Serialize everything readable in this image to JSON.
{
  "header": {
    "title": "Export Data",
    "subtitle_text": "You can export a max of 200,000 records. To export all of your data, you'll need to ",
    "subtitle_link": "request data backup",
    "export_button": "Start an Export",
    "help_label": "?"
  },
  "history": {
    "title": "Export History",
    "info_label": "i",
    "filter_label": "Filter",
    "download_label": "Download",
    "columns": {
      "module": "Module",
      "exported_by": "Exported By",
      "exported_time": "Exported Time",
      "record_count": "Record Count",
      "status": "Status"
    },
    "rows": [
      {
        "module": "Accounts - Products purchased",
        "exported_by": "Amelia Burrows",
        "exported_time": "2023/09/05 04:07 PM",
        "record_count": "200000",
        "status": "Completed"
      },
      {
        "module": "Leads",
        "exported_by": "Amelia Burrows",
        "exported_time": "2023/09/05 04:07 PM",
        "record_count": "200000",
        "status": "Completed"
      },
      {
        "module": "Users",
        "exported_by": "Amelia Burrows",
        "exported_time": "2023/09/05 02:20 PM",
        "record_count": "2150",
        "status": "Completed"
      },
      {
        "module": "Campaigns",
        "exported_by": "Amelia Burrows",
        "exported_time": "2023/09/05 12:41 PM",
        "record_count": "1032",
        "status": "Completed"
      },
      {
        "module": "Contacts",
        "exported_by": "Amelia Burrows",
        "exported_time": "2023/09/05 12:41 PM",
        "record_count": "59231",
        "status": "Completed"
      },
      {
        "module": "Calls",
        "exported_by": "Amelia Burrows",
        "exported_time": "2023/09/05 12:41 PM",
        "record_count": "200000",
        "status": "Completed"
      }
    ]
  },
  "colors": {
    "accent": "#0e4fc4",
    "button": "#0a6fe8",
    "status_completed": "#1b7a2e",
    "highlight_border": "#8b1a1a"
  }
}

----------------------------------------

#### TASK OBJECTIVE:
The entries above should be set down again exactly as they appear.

#### SOLUTION:
Serialize everything readable in this image to JSON.
{
  "header": {
    "title": "Export Data",
    "subtitle_text": "You can export a max of 200,000 records. To export all of your data, you'll need to ",
    "subtitle_link": "request data backup",
    "export_button": "Start an Export",
    "help_label": "?"
  },
  "history": {
    "title": "Export History",
    "info_label": "i",
    "filter_label": "Filter",
    "download_label": "Download",
    "columns": {
      "module": "Module",
      "exported_by": "Exported By",
      "exported_time": "Exported Time",
      "record_count": "Record Count",
      "status": "Status"
    },
    "rows": [
      {
        "module": "Accounts - Products purchased",
        "exported_by": "Amelia Burrows",
        "exported_time": "2023/09/05 04:07 PM",
        "record_count": "200000",
        "status": "Completed"
      },
      {
        "module": "Leads",
        "exported_by": "Amelia Burrows",
        "exported_time": "2023/09/05 04:07 PM",
        "record_count": "200000",
        "status": "Completed"
      },
      {
        "module": "Users",
        "exported_by": "Amelia Burrows",
        "exported_time": "2023/09/05 02:20 PM",
        "record_count": "2150",
        "status": "Completed"
      },
      {
        "module": "Campaigns",
        "exported_by": "Amelia Burrows",
        "exported_time": "2023/09/05 12:41 PM",
        "record_count": "1032",
        "status": "Completed"
      },
      {
        "module": "Contacts",
        "exported_by": "Amelia Burrows",
        "exported_time": "2023/09/05 12:41 PM",
        "record_count": "59231",
        "status": "Completed"
      },
      {
        "module": "Calls",
        "exported_by": "Amelia Burrows",
        "exported_time": "2023/09/05 12:41 PM",
        "record_count": "200000",
        "status": "Completed"
      }
    ]
  },
  "colors": {
    "accent": "#0e4fc4",
    "button": "#0a6fe8",
    "status_completed": "#1b7a2e",
    "highlight_border": "#8b1a1a"
  }
}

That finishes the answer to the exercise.